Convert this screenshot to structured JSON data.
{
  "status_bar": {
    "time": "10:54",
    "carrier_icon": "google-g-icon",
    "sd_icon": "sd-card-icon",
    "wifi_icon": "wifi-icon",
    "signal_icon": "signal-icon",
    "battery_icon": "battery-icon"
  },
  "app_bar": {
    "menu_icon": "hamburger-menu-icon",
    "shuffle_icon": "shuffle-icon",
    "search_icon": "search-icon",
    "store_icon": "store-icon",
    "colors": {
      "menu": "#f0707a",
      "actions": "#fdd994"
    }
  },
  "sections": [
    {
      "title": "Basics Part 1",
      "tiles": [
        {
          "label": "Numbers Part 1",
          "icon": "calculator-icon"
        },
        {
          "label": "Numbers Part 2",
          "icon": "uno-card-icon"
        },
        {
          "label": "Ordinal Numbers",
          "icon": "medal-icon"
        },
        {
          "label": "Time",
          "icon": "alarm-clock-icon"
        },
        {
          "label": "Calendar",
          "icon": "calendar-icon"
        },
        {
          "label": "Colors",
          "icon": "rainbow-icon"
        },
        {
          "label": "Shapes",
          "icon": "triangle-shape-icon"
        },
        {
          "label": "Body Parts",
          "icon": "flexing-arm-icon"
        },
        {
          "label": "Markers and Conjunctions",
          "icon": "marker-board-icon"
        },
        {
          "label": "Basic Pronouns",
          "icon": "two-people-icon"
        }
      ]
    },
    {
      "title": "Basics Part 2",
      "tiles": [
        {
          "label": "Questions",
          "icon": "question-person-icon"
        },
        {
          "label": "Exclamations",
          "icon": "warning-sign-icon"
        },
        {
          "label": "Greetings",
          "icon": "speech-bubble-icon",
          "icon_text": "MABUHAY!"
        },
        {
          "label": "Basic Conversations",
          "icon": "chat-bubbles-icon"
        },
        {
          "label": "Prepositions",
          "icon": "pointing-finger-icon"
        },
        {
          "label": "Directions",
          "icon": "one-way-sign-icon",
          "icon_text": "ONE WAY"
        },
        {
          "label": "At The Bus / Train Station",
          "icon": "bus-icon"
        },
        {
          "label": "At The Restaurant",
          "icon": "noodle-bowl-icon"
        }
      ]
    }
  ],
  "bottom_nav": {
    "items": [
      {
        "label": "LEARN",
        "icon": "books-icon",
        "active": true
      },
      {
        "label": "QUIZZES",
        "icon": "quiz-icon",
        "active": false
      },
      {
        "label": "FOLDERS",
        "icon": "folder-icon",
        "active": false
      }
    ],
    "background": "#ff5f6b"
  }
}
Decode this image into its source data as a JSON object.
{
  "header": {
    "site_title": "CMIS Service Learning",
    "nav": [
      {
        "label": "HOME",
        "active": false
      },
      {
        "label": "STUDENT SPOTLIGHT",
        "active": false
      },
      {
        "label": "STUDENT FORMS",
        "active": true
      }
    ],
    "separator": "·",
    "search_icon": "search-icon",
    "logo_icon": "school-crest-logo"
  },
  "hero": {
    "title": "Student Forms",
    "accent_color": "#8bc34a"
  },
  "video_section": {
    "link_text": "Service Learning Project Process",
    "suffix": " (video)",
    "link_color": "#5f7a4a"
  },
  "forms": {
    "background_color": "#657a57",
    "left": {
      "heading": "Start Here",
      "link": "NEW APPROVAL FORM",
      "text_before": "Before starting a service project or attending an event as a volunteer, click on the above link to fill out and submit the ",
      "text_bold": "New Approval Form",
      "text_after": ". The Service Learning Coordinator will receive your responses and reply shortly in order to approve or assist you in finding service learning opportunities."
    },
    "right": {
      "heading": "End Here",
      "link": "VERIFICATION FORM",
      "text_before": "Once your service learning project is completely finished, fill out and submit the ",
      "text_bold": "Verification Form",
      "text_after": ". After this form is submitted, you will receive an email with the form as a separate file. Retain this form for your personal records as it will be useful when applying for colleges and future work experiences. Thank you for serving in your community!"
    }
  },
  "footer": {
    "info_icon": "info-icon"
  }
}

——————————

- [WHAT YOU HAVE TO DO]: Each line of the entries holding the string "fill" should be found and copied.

- [SOLUTION TO THE EXERCISE]:
      "text_before": "Before starting a service project or attending an event as a volunteer, click on the above link to fill out and submit the ",
      "text_before": "Once your service learning project is completely finished, fill out and submit the ",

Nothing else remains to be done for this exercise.